Prompt: Could you give back the records exactly, taking out the pictures?

App and web page records:
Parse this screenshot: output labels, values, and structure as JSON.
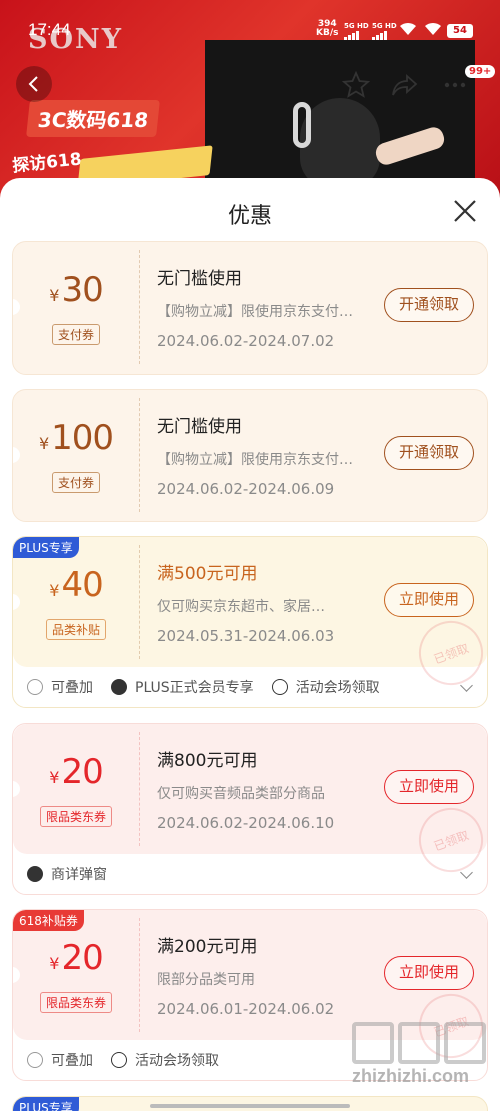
{
  "status_bar": {
    "time": "17:44",
    "speed_value": "394",
    "speed_unit": "KB/s",
    "sim1": "5G HD",
    "sim2": "5G HD",
    "battery": "54"
  },
  "banner": {
    "brand": "SONY",
    "promo": "3C数码618",
    "promo_sub": "探访618"
  },
  "nav": {
    "cart_badge": "99+"
  },
  "sheet": {
    "title": "优惠"
  },
  "coupons": [
    {
      "currency": "¥",
      "amount": "30",
      "tag": "支付券",
      "condition": "无门槛使用",
      "description": "【购物立减】限使用京东支付…",
      "dates": "2024.06.02-2024.07.02",
      "button": "开通领取",
      "style": "pay"
    },
    {
      "currency": "¥",
      "amount": "100",
      "tag": "支付券",
      "condition": "无门槛使用",
      "description": "【购物立减】限使用京东支付…",
      "dates": "2024.06.02-2024.06.09",
      "button": "开通领取",
      "style": "pay"
    },
    {
      "corner_tag": "PLUS专享",
      "currency": "¥",
      "amount": "40",
      "tag": "品类补贴",
      "condition": "满500元可用",
      "description": "仅可购买京东超市、家居…",
      "dates": "2024.05.31-2024.06.03",
      "button": "立即使用",
      "style": "plus",
      "stamp": "已领取",
      "footer": [
        "可叠加",
        "PLUS正式会员专享",
        "活动会场领取"
      ]
    },
    {
      "currency": "¥",
      "amount": "20",
      "tag": "限品类东券",
      "condition": "满800元可用",
      "description": "仅可购买音频品类部分商品",
      "dates": "2024.06.02-2024.06.10",
      "button": "立即使用",
      "style": "red",
      "stamp": "已领取",
      "footer": [
        "商详弹窗"
      ]
    },
    {
      "corner_tag": "618补贴券",
      "currency": "¥",
      "amount": "20",
      "tag": "限品类东券",
      "condition": "满200元可用",
      "description": "限部分品类可用",
      "dates": "2024.06.01-2024.06.02",
      "button": "立即使用",
      "style": "red",
      "stamp": "已领取",
      "footer": [
        "可叠加",
        "活动会场领取"
      ]
    }
  ],
  "next_corner_tag": "PLUS专享",
  "watermark": "zhizhizhi.com",
  "colors": {
    "pay_text": "#a0501e",
    "plus_text": "#c8641e",
    "red_text": "#e4262b",
    "plus_blue": "#2f5bd6",
    "tag_red": "#e83a36"
  }
}
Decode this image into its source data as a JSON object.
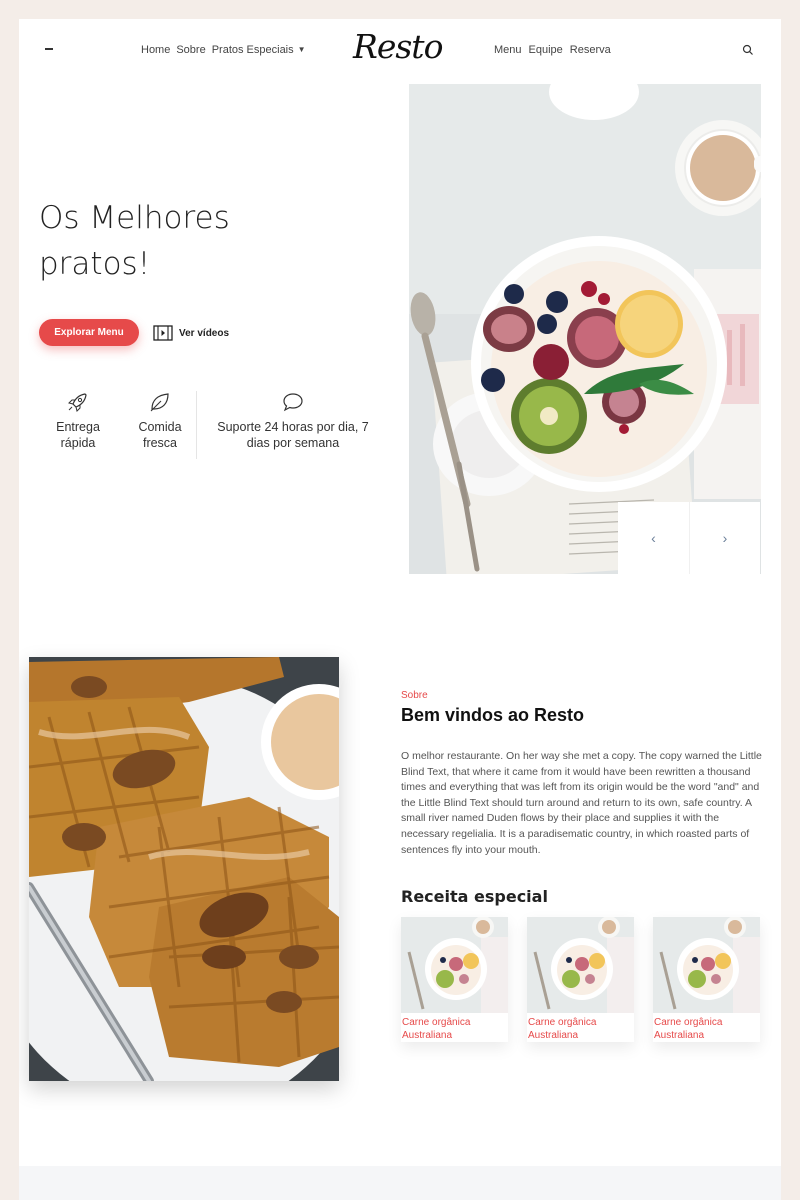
{
  "header": {
    "logo": "Resto",
    "nav_left": [
      "Home",
      "Sobre",
      "Pratos Especiais"
    ],
    "nav_right": [
      "Menu",
      "Equipe",
      "Reserva"
    ],
    "icons": [
      "menu-icon",
      "caret-down-icon",
      "search-icon"
    ]
  },
  "hero": {
    "title_line1": "Os Melhores",
    "title_line2": "pratos!",
    "explore_label": "Explorar Menu",
    "video_label": "Ver vídeos",
    "features": [
      {
        "icon": "rocket-icon",
        "line1": "Entrega",
        "line2": "rápida"
      },
      {
        "icon": "leaf-icon",
        "line1": "Comida",
        "line2": "fresca"
      },
      {
        "icon": "chat-bubble-icon",
        "line1": "Suporte 24 horas por dia, 7",
        "line2": "dias por semana"
      }
    ],
    "slider": {
      "prev": "‹",
      "next": "›"
    }
  },
  "about": {
    "subtitle": "Sobre",
    "title": "Bem vindos ao Resto",
    "text": "O melhor restaurante. On her way she met a copy. The copy warned the Little Blind Text, that where it came from it would have been rewritten a thousand times and everything that was left from its origin would be the word \"and\" and the Little Blind Text should turn around and return to its own, safe country. A small river named Duden flows by their place and supplies it with the necessary regelialia. It is a paradisematic country, in which roasted parts of sentences fly into your mouth.",
    "recipe_heading": "Receita especial",
    "recipes": [
      {
        "line1": "Carne orgânica",
        "line2": "Australiana"
      },
      {
        "line1": "Carne orgânica",
        "line2": "Australiana"
      },
      {
        "line1": "Carne orgânica",
        "line2": "Australiana"
      }
    ]
  },
  "colors": {
    "accent": "#e64a4a",
    "page_bg": "#f4ede8"
  }
}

Answer to this exercise:
Parse this screenshot: output labels, values, and structure as JSON.
{
  "status_bar": {
    "time": "17:44",
    "speed_value": "394",
    "speed_unit": "KB/s",
    "sim1": "5G HD",
    "sim2": "5G HD",
    "battery": "54"
  },
  "banner": {
    "brand": "SONY",
    "promo": "3C数码618",
    "promo_sub": "探访618"
  },
  "nav": {
    "cart_badge": "99+"
  },
  "sheet": {
    "title": "优惠"
  },
  "coupons": [
    {
      "currency": "¥",
      "amount": "30",
      "tag": "支付券",
      "condition": "无门槛使用",
      "description": "【购物立减】限使用京东支付…",
      "dates": "2024.06.02-2024.07.02",
      "button": "开通领取",
      "style": "pay"
    },
    {
      "currency": "¥",
      "amount": "100",
      "tag": "支付券",
      "condition": "无门槛使用",
      "description": "【购物立减】限使用京东支付…",
      "dates": "2024.06.02-2024.06.09",
      "button": "开通领取",
      "style": "pay"
    },
    {
      "corner_tag": "PLUS专享",
      "currency": "¥",
      "amount": "40",
      "tag": "品类补贴",
      "condition": "满500元可用",
      "description": "仅可购买京东超市、家居…",
      "dates": "2024.05.31-2024.06.03",
      "button": "立即使用",
      "style": "plus",
      "stamp": "已领取",
      "footer": [
        "可叠加",
        "PLUS正式会员专享",
        "活动会场领取"
      ]
    },
    {
      "currency": "¥",
      "amount": "20",
      "tag": "限品类东券",
      "condition": "满800元可用",
      "description": "仅可购买音频品类部分商品",
      "dates": "2024.06.02-2024.06.10",
      "button": "立即使用",
      "style": "red",
      "stamp": "已领取",
      "footer": [
        "商详弹窗"
      ]
    },
    {
      "corner_tag": "618补贴券",
      "currency": "¥",
      "amount": "20",
      "tag": "限品类东券",
      "condition": "满200元可用",
      "description": "限部分品类可用",
      "dates": "2024.06.01-2024.06.02",
      "button": "立即使用",
      "style": "red",
      "stamp": "已领取",
      "footer": [
        "可叠加",
        "活动会场领取"
      ]
    }
  ],
  "next_corner_tag": "PLUS专享",
  "watermark": "zhizhizhi.com",
  "colors": {
    "pay_text": "#a0501e",
    "plus_text": "#c8641e",
    "red_text": "#e4262b",
    "plus_blue": "#2f5bd6",
    "tag_red": "#e83a36"
  }
}
Decode this image into its source data as a JSON object.
{
  "header": {
    "logo": "Resto",
    "nav_left": [
      "Home",
      "Sobre",
      "Pratos Especiais"
    ],
    "nav_right": [
      "Menu",
      "Equipe",
      "Reserva"
    ],
    "icons": [
      "menu-icon",
      "caret-down-icon",
      "search-icon"
    ]
  },
  "hero": {
    "title_line1": "Os Melhores",
    "title_line2": "pratos!",
    "explore_label": "Explorar Menu",
    "video_label": "Ver vídeos",
    "features": [
      {
        "icon": "rocket-icon",
        "line1": "Entrega",
        "line2": "rápida"
      },
      {
        "icon": "leaf-icon",
        "line1": "Comida",
        "line2": "fresca"
      },
      {
        "icon": "chat-bubble-icon",
        "line1": "Suporte 24 horas por dia, 7",
        "line2": "dias por semana"
      }
    ],
    "slider": {
      "prev": "‹",
      "next": "›"
    }
  },
  "about": {
    "subtitle": "Sobre",
    "title": "Bem vindos ao Resto",
    "text": "O melhor restaurante. On her way she met a copy. The copy warned the Little Blind Text, that where it came from it would have been rewritten a thousand times and everything that was left from its origin would be the word \"and\" and the Little Blind Text should turn around and return to its own, safe country. A small river named Duden flows by their place and supplies it with the necessary regelialia. It is a paradisematic country, in which roasted parts of sentences fly into your mouth.",
    "recipe_heading": "Receita especial",
    "recipes": [
      {
        "line1": "Carne orgânica",
        "line2": "Australiana"
      },
      {
        "line1": "Carne orgânica",
        "line2": "Australiana"
      },
      {
        "line1": "Carne orgânica",
        "line2": "Australiana"
      }
    ]
  },
  "colors": {
    "accent": "#e64a4a",
    "page_bg": "#f4ede8"
  }
}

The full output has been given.